Improving Your Photographs Of People

Lighting the subject

Before you can decide how to light your subject, you’ll have to decide what the subject is! If you are photographing a person is it only the person you interested in or do you want to photo them “in context” (in their place of work for example).

Having decided on the subject you can check whether there is adequate light falling on it. You can do this with one or more test shots or with a light meter.

Before we go any further we need to distinguish between soft light and low light. Low light is simply weak light and has little to commend it from a photographer’s perspective. Soft light is light that creates gentle transitions from lit areas to shadows, whereas harsh light has abrupt transitions. Usually, a photographer will want soft light. Soft light is created by a light source that appears to be big from the perspective of the subject. For example, although the sun is big in absolute terms (very big!!), from the surface of the surface of the Earth it appears to be quite small. That’s why portraits taken on a sunny day have bright spots, very deep shadows, and sharp edges between them.

If however the light source is big compared to a face (say a 1 metre wide light only half a meter away) then the light to dark transitions are much gentler. This video shows this well. It’s quite long so watch as much as you want.

The easiest way to light a subject that is in-doors is natural light from a window or open door. It’s naturally soft and flattering because of its size. If you want gently erotic bedroom images shooting near a window is a great option!

If there’s not enough natural light you’re going to have to use some form of artificial light: flash or continuous light. Flash has traditionally been used for still images because the light output has only to be sustained for a very brief period, reducing power demands and equipment cost. Nowadays LED lighting is becoming more affordable. With continuous lighting it easier to see how the light falls on the subject without the need for test shots.

If you intend to use your mobile phone and flash you may be fortunate enough to have one with a built-in flash. See this video.

If not, you’re going to have to spend a significant amount of money and buy, say, a digital SLR or a mid-range mirrorless camera. There’s a good market place in second hand camera gear from reputable dealers.

If you do have a mobile phone with a built-in flash you can use that, but these tend to be rather low powered. More seriously they generally produce very flat and boring images. It’s far better to use a flash that’s off to the side of the camera and the subject. Pretty well any speed light (flash unit) you buy (for under £100) these days can be triggered optically, so set your camera flash to a low level and let this trigger your main flash See this video.

If you’re using a dedicated camera with a built in flash you can use the same trick of optical triggering an off-camera flash or buy a cheap radio trigger. I find that this is more reliable.

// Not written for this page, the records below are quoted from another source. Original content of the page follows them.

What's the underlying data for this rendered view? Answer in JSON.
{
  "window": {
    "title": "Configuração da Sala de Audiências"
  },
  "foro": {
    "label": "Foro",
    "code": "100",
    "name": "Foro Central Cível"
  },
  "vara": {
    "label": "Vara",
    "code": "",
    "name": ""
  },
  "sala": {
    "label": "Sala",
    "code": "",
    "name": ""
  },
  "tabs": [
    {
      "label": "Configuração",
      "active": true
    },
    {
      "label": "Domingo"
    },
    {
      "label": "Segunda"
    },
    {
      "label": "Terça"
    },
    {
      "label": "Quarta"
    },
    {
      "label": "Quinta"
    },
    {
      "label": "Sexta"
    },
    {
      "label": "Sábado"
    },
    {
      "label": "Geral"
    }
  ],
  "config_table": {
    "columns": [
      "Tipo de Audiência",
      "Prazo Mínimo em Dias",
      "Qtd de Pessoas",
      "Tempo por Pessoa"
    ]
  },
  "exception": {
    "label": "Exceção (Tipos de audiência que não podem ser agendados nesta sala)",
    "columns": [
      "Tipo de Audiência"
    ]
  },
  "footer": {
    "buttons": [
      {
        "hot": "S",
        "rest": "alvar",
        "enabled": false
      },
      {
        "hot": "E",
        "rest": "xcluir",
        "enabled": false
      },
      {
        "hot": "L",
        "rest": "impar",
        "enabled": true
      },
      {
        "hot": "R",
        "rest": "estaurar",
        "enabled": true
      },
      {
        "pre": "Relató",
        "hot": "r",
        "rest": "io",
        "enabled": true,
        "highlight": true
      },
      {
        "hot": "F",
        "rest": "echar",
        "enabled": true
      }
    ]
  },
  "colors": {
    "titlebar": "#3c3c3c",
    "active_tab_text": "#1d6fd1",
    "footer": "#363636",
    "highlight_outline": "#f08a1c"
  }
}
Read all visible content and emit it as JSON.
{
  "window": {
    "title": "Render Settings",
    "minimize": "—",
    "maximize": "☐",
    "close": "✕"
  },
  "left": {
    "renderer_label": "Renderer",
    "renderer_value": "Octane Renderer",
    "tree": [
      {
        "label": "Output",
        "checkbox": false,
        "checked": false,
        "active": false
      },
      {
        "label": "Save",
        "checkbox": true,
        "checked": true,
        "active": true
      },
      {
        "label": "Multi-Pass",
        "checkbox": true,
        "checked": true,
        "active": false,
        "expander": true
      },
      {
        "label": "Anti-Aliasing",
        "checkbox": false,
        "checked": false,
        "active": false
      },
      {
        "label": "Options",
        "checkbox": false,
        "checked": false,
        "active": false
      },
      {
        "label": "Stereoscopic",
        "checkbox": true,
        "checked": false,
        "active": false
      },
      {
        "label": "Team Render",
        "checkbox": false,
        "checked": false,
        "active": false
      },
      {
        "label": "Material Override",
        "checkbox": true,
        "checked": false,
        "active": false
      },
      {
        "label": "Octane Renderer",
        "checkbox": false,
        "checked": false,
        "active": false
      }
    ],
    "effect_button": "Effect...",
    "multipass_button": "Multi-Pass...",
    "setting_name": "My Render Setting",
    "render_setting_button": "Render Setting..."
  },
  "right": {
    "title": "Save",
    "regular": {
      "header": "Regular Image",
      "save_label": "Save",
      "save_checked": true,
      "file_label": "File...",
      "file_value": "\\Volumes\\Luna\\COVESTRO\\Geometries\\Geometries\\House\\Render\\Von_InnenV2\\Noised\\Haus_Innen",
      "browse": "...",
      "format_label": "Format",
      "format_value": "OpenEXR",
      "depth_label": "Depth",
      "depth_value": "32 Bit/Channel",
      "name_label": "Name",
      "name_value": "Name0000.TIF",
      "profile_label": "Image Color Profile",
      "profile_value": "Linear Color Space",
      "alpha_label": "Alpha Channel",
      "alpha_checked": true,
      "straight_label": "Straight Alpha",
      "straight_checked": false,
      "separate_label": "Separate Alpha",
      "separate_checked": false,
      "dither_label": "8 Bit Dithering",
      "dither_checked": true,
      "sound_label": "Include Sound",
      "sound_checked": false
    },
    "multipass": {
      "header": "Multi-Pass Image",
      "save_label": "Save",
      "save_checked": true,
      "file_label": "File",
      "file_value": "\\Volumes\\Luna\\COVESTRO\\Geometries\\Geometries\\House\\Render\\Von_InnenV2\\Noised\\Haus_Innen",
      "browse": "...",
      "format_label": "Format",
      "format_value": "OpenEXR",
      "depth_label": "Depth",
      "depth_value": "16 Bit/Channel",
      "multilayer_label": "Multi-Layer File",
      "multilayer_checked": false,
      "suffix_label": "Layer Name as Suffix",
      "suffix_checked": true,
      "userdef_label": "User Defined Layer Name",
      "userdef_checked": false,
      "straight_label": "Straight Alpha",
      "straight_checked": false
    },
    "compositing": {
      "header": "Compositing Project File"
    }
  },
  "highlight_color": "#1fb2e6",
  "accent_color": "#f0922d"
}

Whilst indoor natural light tends to be soft, flash light is hard as the output is from a small area. So light “modifiers” of various types can be used. See this video.